As I’ve spent more and more time in this practice, I’ve noticed a shift. In my 20’s, when I paid less attention to the current state of events, I enjoyed being outside for the change of scenery, for the fresh air, for the “being outside” factor. But now as I grow older, and weighted down by the world, the practice of walking along the river, through a field, under trees- it’s turned into something else.
Spending Time in Nature has become my Spiritual Practice
It reminds me that I am not alone. That I am small. That I do not hold the entire world on my back. That I am insignificant. Nature humbles me. It fills me with awe.
It’s a way back home to our true selves. In a society where I feel I don’t belong and am not fit for, the Earth reminds me that I am apart of Her. I’m surrounded by the subtle shifts of cycles and rhythms, the happenings of ebb and flow without any human involvement. I’m reminded that like the leaves on the Sycamore that bud out just to fall, like the waves on water that lap the shore, like the Kite that flutters wings on the wind, my own moods and pulls and pushes are guided by a larger force.

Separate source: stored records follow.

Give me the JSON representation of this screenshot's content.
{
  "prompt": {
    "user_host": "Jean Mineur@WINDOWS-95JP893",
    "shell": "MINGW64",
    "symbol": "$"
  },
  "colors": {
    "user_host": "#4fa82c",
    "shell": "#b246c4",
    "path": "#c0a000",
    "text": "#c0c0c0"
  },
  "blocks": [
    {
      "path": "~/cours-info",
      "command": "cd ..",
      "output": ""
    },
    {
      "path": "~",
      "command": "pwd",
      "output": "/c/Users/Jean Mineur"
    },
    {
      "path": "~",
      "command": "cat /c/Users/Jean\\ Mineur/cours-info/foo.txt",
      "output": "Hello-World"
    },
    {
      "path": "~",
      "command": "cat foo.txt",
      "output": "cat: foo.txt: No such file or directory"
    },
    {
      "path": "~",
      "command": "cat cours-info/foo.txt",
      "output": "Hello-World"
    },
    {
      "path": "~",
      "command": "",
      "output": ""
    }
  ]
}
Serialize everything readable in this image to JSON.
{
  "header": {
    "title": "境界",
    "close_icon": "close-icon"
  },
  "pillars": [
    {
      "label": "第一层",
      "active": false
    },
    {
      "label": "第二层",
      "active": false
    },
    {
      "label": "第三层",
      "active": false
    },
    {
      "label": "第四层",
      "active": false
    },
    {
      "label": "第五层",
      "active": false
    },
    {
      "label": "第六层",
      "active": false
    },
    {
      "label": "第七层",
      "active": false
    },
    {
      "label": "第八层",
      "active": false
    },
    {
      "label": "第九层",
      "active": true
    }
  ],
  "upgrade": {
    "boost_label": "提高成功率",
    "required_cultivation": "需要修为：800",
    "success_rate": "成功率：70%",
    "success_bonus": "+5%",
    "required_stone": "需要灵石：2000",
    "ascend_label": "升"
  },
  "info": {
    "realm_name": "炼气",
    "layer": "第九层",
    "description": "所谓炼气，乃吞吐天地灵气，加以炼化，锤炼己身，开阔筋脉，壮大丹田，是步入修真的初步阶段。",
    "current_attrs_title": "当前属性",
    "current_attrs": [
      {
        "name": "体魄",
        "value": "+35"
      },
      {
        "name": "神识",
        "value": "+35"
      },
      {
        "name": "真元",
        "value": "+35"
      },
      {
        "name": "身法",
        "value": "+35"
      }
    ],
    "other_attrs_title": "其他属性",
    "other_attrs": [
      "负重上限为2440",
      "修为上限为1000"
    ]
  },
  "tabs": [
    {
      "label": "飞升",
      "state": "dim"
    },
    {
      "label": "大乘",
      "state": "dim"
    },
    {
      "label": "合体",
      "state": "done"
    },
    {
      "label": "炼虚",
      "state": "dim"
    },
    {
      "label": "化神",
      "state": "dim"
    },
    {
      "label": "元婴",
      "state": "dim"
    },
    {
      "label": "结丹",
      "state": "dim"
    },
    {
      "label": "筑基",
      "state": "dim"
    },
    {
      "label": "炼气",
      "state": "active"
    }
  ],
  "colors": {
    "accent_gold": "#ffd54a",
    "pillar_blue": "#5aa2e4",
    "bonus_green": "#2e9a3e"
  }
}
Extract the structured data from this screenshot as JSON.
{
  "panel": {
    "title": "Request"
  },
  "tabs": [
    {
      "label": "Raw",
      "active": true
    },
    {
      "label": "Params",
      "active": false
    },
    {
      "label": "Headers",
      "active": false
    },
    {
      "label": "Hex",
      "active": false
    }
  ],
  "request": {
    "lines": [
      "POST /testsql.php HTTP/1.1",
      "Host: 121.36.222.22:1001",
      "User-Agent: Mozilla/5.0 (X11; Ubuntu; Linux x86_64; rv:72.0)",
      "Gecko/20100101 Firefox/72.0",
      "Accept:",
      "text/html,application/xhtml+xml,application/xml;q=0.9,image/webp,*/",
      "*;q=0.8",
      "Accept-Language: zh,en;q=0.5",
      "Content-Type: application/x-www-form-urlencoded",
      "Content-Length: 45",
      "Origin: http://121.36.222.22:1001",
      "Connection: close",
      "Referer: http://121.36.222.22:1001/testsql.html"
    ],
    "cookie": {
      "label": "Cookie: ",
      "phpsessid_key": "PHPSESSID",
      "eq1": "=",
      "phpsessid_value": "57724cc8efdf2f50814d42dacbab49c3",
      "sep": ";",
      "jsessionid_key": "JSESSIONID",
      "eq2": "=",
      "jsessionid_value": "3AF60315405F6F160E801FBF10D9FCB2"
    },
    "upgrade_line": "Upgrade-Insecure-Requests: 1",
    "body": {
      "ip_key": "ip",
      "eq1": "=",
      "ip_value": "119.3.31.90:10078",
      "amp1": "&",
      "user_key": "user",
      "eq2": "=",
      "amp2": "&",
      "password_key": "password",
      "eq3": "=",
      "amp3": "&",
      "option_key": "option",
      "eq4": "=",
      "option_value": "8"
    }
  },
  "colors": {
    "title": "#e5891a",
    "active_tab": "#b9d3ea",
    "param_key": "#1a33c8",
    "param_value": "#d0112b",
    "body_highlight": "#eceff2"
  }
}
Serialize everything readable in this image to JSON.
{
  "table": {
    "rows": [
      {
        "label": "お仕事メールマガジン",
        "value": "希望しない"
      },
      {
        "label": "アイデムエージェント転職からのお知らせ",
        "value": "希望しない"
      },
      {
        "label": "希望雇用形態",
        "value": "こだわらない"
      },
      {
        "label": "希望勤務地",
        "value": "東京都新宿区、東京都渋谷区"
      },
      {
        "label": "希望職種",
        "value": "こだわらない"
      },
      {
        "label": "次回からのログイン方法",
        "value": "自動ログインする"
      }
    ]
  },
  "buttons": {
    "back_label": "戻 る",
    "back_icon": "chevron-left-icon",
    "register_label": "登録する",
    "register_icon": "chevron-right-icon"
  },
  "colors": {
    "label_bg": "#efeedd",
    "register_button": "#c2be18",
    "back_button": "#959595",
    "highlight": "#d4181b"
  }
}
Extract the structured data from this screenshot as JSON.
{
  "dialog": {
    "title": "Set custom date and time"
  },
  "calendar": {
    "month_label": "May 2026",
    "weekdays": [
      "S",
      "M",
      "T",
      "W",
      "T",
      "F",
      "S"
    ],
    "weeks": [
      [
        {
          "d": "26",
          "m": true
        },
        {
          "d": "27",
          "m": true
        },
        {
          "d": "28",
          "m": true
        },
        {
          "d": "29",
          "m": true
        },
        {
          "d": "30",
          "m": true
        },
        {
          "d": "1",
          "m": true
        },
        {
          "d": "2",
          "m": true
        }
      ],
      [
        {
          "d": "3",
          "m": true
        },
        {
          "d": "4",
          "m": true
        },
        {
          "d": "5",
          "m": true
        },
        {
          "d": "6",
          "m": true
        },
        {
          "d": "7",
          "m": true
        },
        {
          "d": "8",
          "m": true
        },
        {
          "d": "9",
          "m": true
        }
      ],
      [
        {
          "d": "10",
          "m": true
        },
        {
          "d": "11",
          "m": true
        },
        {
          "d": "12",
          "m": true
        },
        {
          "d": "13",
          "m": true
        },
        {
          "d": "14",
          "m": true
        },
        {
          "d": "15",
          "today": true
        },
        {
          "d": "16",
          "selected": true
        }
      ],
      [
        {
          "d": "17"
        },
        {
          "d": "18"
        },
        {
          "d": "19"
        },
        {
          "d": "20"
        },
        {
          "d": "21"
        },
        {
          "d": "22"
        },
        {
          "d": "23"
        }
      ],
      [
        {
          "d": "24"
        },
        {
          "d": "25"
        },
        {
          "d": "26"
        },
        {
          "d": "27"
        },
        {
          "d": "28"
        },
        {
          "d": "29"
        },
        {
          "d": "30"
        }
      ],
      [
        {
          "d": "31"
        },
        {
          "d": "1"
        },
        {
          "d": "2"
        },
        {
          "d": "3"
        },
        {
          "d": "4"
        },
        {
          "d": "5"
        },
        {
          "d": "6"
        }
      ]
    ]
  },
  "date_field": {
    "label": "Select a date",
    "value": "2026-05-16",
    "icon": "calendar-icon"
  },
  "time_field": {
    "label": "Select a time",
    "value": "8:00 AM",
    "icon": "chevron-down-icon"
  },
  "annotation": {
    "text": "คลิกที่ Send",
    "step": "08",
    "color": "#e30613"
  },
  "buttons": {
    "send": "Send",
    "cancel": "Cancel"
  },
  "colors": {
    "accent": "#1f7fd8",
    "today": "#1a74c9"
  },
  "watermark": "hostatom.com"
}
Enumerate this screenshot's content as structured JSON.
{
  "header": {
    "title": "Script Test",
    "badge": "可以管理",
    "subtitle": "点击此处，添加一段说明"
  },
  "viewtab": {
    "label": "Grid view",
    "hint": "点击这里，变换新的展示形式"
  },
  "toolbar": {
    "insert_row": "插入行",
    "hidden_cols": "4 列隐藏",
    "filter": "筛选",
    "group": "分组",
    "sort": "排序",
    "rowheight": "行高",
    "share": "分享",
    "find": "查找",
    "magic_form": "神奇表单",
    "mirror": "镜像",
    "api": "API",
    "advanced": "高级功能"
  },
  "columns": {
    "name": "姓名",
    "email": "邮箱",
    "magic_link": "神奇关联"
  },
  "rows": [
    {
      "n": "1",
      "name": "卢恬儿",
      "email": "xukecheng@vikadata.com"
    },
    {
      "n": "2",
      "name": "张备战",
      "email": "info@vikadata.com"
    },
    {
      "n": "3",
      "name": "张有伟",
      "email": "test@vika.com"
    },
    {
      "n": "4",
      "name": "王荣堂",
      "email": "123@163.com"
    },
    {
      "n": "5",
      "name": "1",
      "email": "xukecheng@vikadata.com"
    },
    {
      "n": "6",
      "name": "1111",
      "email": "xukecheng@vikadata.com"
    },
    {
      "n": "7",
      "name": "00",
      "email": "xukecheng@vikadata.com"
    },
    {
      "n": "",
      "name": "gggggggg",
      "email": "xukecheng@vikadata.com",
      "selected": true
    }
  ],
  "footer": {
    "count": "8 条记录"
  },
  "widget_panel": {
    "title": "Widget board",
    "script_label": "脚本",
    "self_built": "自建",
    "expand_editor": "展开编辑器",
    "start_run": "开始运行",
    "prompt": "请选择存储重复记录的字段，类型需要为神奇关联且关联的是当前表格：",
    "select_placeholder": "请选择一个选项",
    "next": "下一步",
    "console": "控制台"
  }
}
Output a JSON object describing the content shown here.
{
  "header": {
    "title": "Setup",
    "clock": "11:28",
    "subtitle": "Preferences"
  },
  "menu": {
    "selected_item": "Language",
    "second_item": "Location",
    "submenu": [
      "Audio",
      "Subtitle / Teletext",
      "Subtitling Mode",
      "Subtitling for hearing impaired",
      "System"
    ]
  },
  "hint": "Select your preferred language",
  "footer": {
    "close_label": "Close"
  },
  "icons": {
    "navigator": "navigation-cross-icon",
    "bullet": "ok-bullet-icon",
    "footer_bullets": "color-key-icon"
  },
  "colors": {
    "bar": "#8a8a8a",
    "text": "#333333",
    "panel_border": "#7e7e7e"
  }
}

The Earth allows my feet to sink into the grains of sand and also firm ground to stand tall on. She sends whispers on the wind and I feel the touch of the breeze on my cheek. The soil absorbs the tears that fall down my face. The trees stand steady as I lean against them and pour out my sorrows. This Ancient Mother allows me to be myself, to feel what I need to feel, to receive what I have to offer, to clear out what is needed.
And She sends me home, refreshed and once again softened, and ready to receive me again.
So What does a Spiritual Self-Care Practice in Nature Look Like?
I choose areas to spend time in that I know won’t be busy with other people. Places with water and trees are my favorite. I seek out dirt paths instead of paved roads or multi-use trails.
I enter the space with gratitude. I say hello to the surroundings, and thank the paths, the trees, the grasses for having me.
And I walk.
I look around.
I breathe deeply.
I touch seedheads of grasses that bend over the path. I pick up feathers and run my hands over the silk threads. I notice stones and pebbles, and hold them in my hand, feeling their weight. I lean on trees, my hands touching the bark, and let out sobs of sorry. I walk with tears streaming down my face and allow them to percolate into the soil. I stop and watch birds aloft on the air currents and allow my heart to soar with them. I sit on stumps. I balance on fallen logs. I wade into waters. I hop on stones to cross creeks. I lay down on the sand. Under trees. In the middle of the pathway. I feel the solid surface under me as I walk, as I sit, as I lay.
If it’s a new area, I take the pathway that looks less traveled.
I hum songs without words and try to mimic the wind. I sing songs with words, the same rhythm over and over, as I walk.
I pick up trash as I see it, stuffing it into my pockets.
I talk to the birds or creatures that I see. I send out words, softly, to the deer in the meadow or the hawk on the branch that I mean no harm and I’m just passing through.
I thank them as I walk by, for sharing their space with me.
I take deep breaths and with each step visualize the unseen weight and layers of my front sliding away on the breeze. My rib cage folding open and my heart and soul exposed to the natural world around me.
I soften my heart, I open my soul.